The essay on Don Juan has a more complex game than usual: it’s got four terms. Time to quote extensively, I think:

I find helpful a distinction which, so far as I have been able to discover, can only be made in the English language, the distinction between saying “So-and-do or such-and-such is boring and saying “So-and-so or such-and-such is a bore.”

In English, I believe, the adjective expresses a subjective judgement; boring always means boring-to-me. For example, if I am in the company of golf enthusiasts, I find their conversation boring, but they find it fascinating. The noun, on the other hand, claims to be an objective, universally valid statement; X is a bore is either true or false.

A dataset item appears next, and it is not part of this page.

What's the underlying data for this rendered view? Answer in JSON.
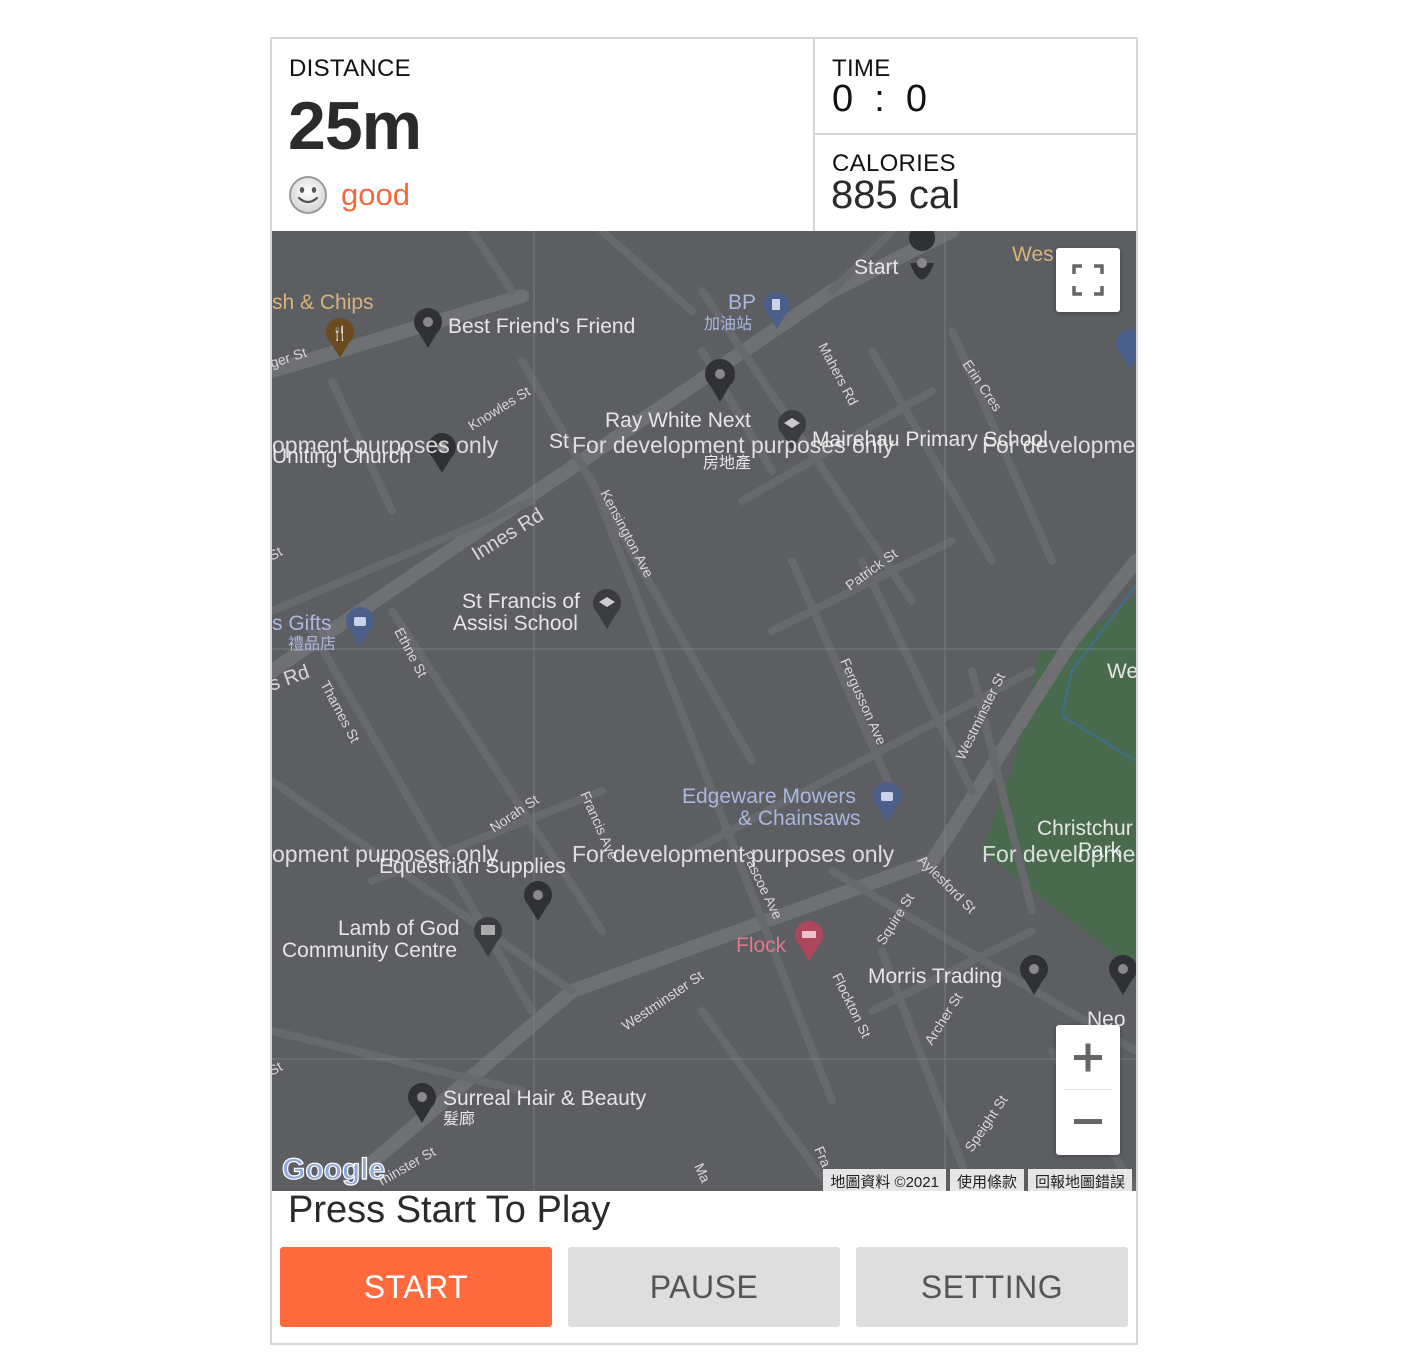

Applied to works of art, the distinction makes four judgements possible.

1)Not (or seldom) boring but a bore. Examples: The last quartets of Beethoven, the Sistine frescoes of Michelangelo, the Novels of Dostoievski.

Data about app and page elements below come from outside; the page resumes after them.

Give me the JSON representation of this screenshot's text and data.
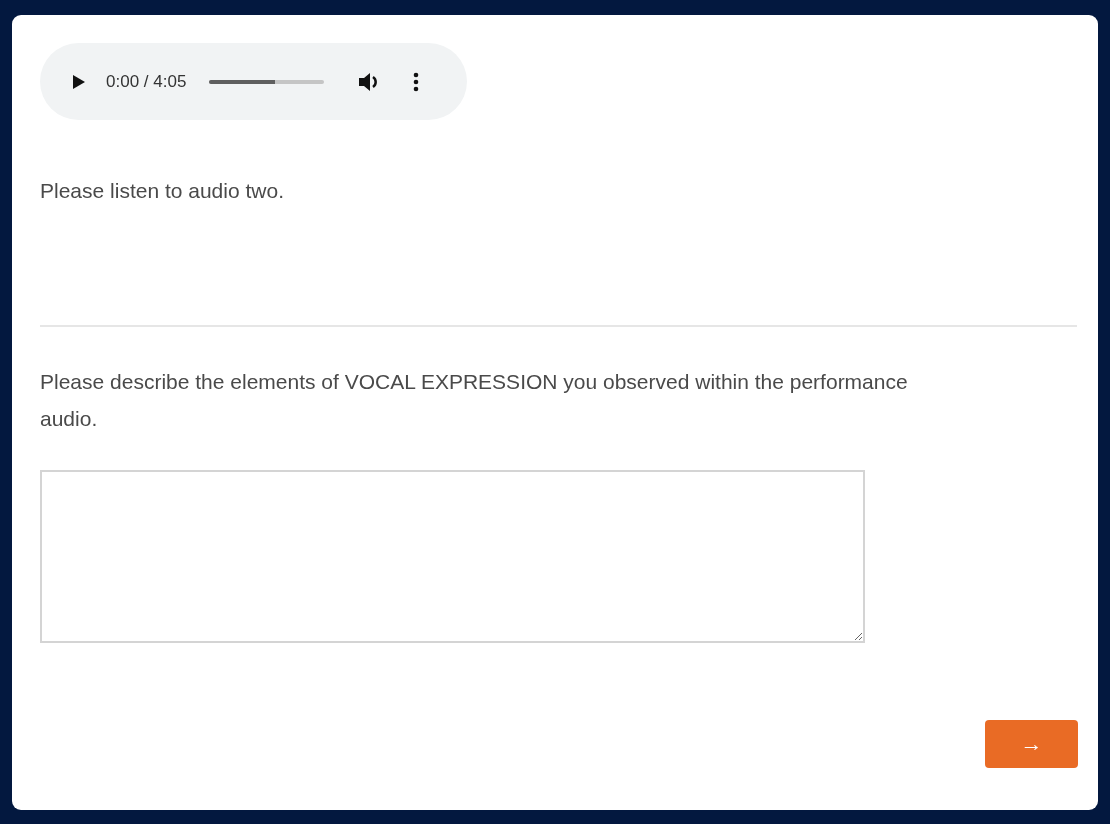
{
  "audio_player": {
    "time": "0:00 / 4:05",
    "level": 0.57
  },
  "intro": "Please listen to audio two.",
  "question": "Please describe the elements of VOCAL EXPRESSION you observed within the performance audio.",
  "next_button": "→"
}
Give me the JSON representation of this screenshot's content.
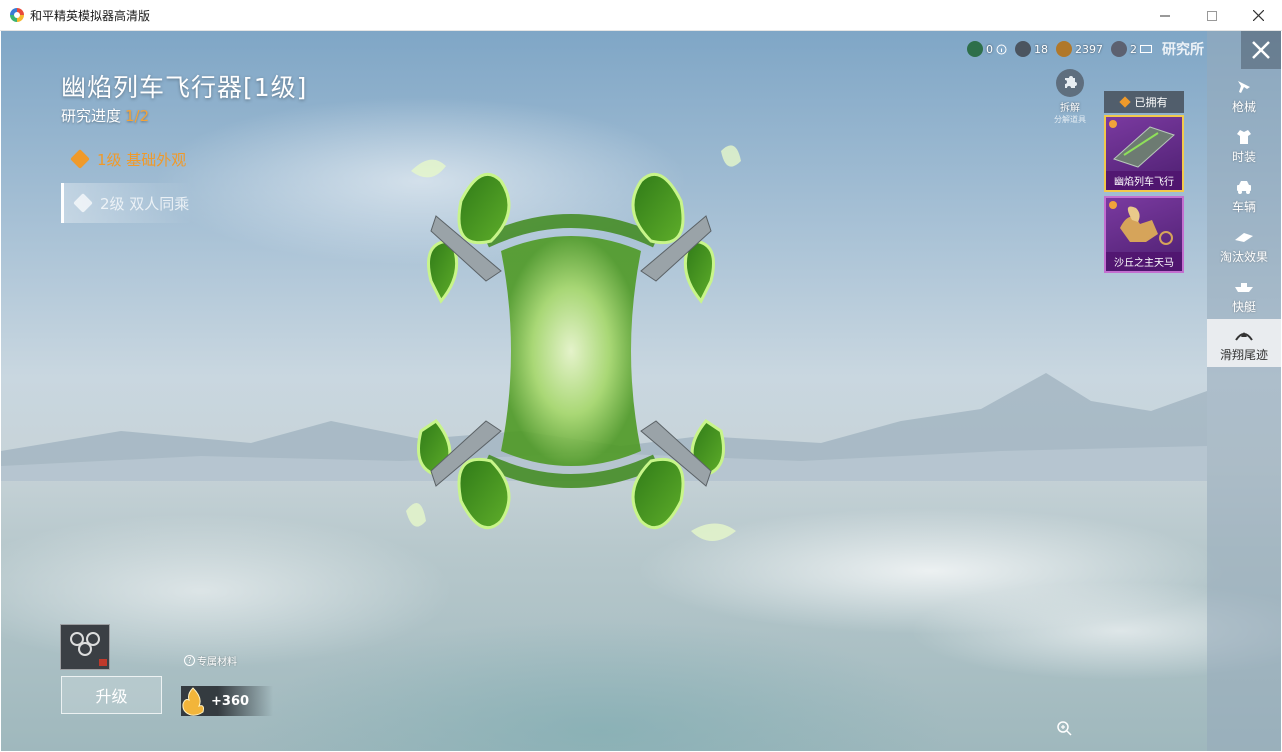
{
  "window": {
    "title": "和平精英模拟器高清版",
    "controls": [
      "minimize",
      "maximize",
      "close"
    ]
  },
  "item": {
    "title": "幽焰列车飞行器[1级]",
    "progress_label": "研究进度",
    "progress_value": "1/2"
  },
  "levels": [
    {
      "label": "1级 基础外观",
      "state": "unlocked"
    },
    {
      "label": "2级 双人同乘",
      "state": "locked"
    }
  ],
  "currencies": [
    {
      "icon": "tier-badge-icon",
      "value": "0"
    },
    {
      "icon": "emblem-icon",
      "value": "18"
    },
    {
      "icon": "coin-icon",
      "value": "2397"
    },
    {
      "icon": "ticket-icon",
      "value": "2"
    }
  ],
  "lab_label": "研究所",
  "decompose": {
    "label": "拆解",
    "sub": "分解道具"
  },
  "owned": {
    "header": "已拥有",
    "items": [
      {
        "label": "幽焰列车飞行"
      },
      {
        "label": "沙丘之主天马"
      }
    ]
  },
  "sidebar": {
    "items": [
      {
        "label": "枪械",
        "icon": "gun-icon"
      },
      {
        "label": "时装",
        "icon": "outfit-icon"
      },
      {
        "label": "车辆",
        "icon": "car-icon"
      },
      {
        "label": "淘汰效果",
        "icon": "elimination-effect-icon"
      },
      {
        "label": "快艇",
        "icon": "speedboat-icon"
      },
      {
        "label": "滑翔尾迹",
        "icon": "glider-trail-icon",
        "active": true
      }
    ]
  },
  "bottom": {
    "upgrade_label": "升级",
    "material_label": "专属材料",
    "material_value": "+360"
  },
  "colors": {
    "accent_orange": "#f09a2a",
    "card_purple": "#7a3aa0",
    "selected_card_border": "#f2c94c",
    "glow_green": "#7ee04a"
  }
}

2)Sometimes boring but not a bore. Verdi, Degas, Shakespeare.

3)Not boring and not a bore. Rossini, the drawings of Thurber, P.G. Wodehouse.

4)Boring and a bore. Works to which one cannot attend. It would be rude to give names.

Perhaps the principle of the distinction can be made clearer by the following definitions:

A. The absolutely boring but absolutely not a bore: the time of day.

B. The absolutely not boring but absolute bore: God.

Don Juan is sometimes boring but pre-eminently an example of a long poem which is not a bore.

Honestly, I can spend an age turning that one over in my mind. I’ve worried, often, that I have an aesthetic based entirely on locating works along an interesting-boring axis (Joke a: You can call me shallow, but at least I’m pretty. Joke b: Something about Bush and the ‘Axis of Boring’.) I’ve wondered whether it’s a useful idea that can be developed, and digs somewhere into the age, or whether it’s tinfoil and simply the function of uncommitted mind. I’ve come back to that passage a lot while thinking about boring-interesting, and Kierkegaard’s portrayal of the aesthetic life-in-despair, especially ‘Crop Rotation’ from Either/Or:

The gods were bored; therefore they created human beings. Adam was bored because he was alone; therefore Eve was created. Since that moment, boredom entered the world and grew in quantity in exact proportion to the growth of population. Adam was bored alone; then Adam and Eve were bored en famille. After that, the population of the world increased and the nations were bored en masse. To amuse themselves, they hit upon the notion of building a tower so high that it would reach the sky. This notion is just as boring as the tower was high and is a terrible demonstration of how boredom had gained the upper hand.

I’ve never reached any conclusions, though. I just get bored.

Oh, and if you’re wondering, that quote at the head of the post is used at the top of ‘The Virgin and The Dynamo’, another of the essays in The Dyer’s Hand. I like it. Apropos the title, Auden was a big LOTR fan: maybe I’ll get to the problems and virtues of his prep school sensibility in another post.